The first thing to disappear was reports indicating investigators are close to finding his killers. The second thing is advertising on Russian Public Television.
After showing initial enthusiasm for finding Mr. Listyev's killers that his popularity demanded, overworked lawmen have quieted down about the case.
Investigators indicated shortly after the apparent contract killing that Mr. Listyev, Russian Public Television's executive director, fell victim to a battle for the lucrative right to wholesale media on Russia's largest TV station and that they were concentrating their investigation on the ad industry.

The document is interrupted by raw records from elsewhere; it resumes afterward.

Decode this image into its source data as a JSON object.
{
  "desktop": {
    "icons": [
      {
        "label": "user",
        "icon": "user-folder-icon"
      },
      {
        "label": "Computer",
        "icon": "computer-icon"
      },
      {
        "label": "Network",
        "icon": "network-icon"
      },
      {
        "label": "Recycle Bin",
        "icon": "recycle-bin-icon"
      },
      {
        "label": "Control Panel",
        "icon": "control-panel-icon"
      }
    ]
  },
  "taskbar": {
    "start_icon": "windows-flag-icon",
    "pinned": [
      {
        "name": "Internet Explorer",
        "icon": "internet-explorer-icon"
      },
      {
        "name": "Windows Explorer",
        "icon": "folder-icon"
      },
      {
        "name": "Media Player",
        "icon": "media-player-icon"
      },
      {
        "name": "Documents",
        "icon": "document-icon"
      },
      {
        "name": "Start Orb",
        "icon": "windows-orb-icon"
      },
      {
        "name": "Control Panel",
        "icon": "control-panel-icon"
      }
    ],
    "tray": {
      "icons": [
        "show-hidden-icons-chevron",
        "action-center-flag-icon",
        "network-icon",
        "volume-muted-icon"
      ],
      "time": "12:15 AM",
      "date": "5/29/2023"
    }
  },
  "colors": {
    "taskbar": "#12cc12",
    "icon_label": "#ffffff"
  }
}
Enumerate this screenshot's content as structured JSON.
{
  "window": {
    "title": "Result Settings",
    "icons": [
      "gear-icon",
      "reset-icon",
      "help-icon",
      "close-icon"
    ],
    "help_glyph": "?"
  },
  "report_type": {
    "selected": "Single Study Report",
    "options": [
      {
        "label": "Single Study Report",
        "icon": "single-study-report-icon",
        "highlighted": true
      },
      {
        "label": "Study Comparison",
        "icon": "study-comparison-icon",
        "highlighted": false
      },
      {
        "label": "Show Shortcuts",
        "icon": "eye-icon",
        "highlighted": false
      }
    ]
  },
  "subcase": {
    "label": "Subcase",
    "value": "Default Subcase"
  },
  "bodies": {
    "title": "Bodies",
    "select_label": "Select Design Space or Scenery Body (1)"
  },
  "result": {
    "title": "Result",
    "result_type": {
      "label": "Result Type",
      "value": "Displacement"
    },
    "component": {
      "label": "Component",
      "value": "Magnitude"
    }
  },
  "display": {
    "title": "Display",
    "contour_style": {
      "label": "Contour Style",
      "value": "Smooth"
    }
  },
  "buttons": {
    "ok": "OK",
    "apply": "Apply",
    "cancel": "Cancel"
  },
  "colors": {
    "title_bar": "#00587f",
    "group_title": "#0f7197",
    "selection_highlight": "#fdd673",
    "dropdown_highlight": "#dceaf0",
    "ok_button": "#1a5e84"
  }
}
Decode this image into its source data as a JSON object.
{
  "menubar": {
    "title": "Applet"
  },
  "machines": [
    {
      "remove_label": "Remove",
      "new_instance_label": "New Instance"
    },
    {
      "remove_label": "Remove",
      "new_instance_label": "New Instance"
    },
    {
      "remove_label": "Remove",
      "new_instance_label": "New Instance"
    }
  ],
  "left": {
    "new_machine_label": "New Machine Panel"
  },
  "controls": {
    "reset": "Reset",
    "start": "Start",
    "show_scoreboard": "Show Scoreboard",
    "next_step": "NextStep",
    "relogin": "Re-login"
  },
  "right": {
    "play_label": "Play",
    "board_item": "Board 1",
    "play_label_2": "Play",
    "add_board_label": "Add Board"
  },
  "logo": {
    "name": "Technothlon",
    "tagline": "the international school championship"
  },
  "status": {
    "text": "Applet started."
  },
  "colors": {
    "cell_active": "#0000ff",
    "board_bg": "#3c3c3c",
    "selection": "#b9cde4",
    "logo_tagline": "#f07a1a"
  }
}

As the search for the killers drags on, so does the moratorium on advertising at Russian Public Television, the 49% privately held company that took over the Channel One airwaves from state-run Ostankino April 1 as planned. That move went through despite lawmakers' bids to reverse the partial privatization of the network.
Mr. Listyev was killed shortly after Russian Public Television officials announced the April 1 halt on "irritating" advertising. But the halt was immediately understood as a bid to seize media wholesaling at the network from middlemen companies.
Russian Public Television went ahead with the moratorium despite the tragedy, trading ads for a mix of new-fangled computer graphics and still photographs of snow-draped woods, the Kremlin and the Ostankino TV tower that dominated screens between shows during the Soviet era.
Advertising executives say they have suffered little from the ban because a soft market in the first quarter of this year after Russia's big advertising boom prevented other networks from taking advantage of the ban by raising prices.
Bruce Macdonald, director general of BBDO Marketing here, said that while TV rate card prices have remained more or less stationary in recent months, the media wholesalers have deepened the discounts that determine the real price of airtime for advertisers. He predicted by early May there could be actual cuts in rate card prices.
But while a dry period for advertising in Russia-partially fueled by the collapse of several Russian investment companies-may have taken some of the wind out of the sails of media wholesalers, Russian and Western executives said the middelman system will remain in place at Russian Public Television, as it has on other networks.
"I think we will find some form of media wholesaler or media wholesaling organization playing the same or a similar role" as before Mr. Listyev's killing, Mr. Macdonald said of Russian Public Television.
Network officials have said the halt on advertising would last three months, through July 1, but local ad agency officials maintain that date is not firm and that the ban could last through the summer.